(Collection entries)
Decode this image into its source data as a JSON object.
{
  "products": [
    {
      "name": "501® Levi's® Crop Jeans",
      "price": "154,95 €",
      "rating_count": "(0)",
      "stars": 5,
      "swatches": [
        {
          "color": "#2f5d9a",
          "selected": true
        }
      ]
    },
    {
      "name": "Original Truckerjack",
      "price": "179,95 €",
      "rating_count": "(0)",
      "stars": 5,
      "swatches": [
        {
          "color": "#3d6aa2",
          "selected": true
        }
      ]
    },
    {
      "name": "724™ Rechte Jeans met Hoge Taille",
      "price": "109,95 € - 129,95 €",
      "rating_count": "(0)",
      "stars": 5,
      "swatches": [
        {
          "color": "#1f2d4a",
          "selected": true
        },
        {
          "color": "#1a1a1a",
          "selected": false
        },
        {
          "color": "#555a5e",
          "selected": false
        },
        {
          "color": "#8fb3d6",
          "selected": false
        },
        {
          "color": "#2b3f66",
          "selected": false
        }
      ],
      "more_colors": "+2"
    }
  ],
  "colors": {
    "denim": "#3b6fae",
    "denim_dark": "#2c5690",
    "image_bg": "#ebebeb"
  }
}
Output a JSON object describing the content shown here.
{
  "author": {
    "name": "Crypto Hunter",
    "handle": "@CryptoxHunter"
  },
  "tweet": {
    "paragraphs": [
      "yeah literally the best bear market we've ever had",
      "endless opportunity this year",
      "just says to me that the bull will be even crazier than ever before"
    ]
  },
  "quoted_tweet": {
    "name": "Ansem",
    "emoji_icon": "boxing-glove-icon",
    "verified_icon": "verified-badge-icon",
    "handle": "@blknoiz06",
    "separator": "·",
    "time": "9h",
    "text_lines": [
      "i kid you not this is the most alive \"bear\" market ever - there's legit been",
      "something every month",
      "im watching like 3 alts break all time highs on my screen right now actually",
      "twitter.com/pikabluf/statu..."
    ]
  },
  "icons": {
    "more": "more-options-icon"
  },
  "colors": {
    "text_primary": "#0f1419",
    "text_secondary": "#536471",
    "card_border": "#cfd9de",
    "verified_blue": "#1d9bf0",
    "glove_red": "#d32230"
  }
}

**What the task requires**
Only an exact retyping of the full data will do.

**Solution**
Decode this image into its source data as a JSON object.
{
  "products": [
    {
      "name": "501® Levi's® Crop Jeans",
      "price": "154,95 €",
      "rating_count": "(0)",
      "stars": 5,
      "swatches": [
        {
          "color": "#2f5d9a",
          "selected": true
        }
      ]
    },
    {
      "name": "Original Truckerjack",
      "price": "179,95 €",
      "rating_count": "(0)",
      "stars": 5,
      "swatches": [
        {
          "color": "#3d6aa2",
          "selected": true
        }
      ]
    },
    {
      "name": "724™ Rechte Jeans met Hoge Taille",
      "price": "109,95 € - 129,95 €",
      "rating_count": "(0)",
      "stars": 5,
      "swatches": [
        {
          "color": "#1f2d4a",
          "selected": true
        },
        {
          "color": "#1a1a1a",
          "selected": false
        },
        {
          "color": "#555a5e",
          "selected": false
        },
        {
          "color": "#8fb3d6",
          "selected": false
        },
        {
          "color": "#2b3f66",
          "selected": false
        }
      ],
      "more_colors": "+2"
    }
  ],
  "colors": {
    "denim": "#3b6fae",
    "denim_dark": "#2c5690",
    "image_bg": "#ebebeb"
  }
}
Output a JSON object describing the content shown here.
{
  "author": {
    "name": "Crypto Hunter",
    "handle": "@CryptoxHunter"
  },
  "tweet": {
    "paragraphs": [
      "yeah literally the best bear market we've ever had",
      "endless opportunity this year",
      "just says to me that the bull will be even crazier than ever before"
    ]
  },
  "quoted_tweet": {
    "name": "Ansem",
    "emoji_icon": "boxing-glove-icon",
    "verified_icon": "verified-badge-icon",
    "handle": "@blknoiz06",
    "separator": "·",
    "time": "9h",
    "text_lines": [
      "i kid you not this is the most alive \"bear\" market ever - there's legit been",
      "something every month",
      "im watching like 3 alts break all time highs on my screen right now actually",
      "twitter.com/pikabluf/statu..."
    ]
  },
  "icons": {
    "more": "more-options-icon"
  },
  "colors": {
    "text_primary": "#0f1419",
    "text_secondary": "#536471",
    "card_border": "#cfd9de",
    "verified_blue": "#1d9bf0",
    "glove_red": "#d32230"
  }
}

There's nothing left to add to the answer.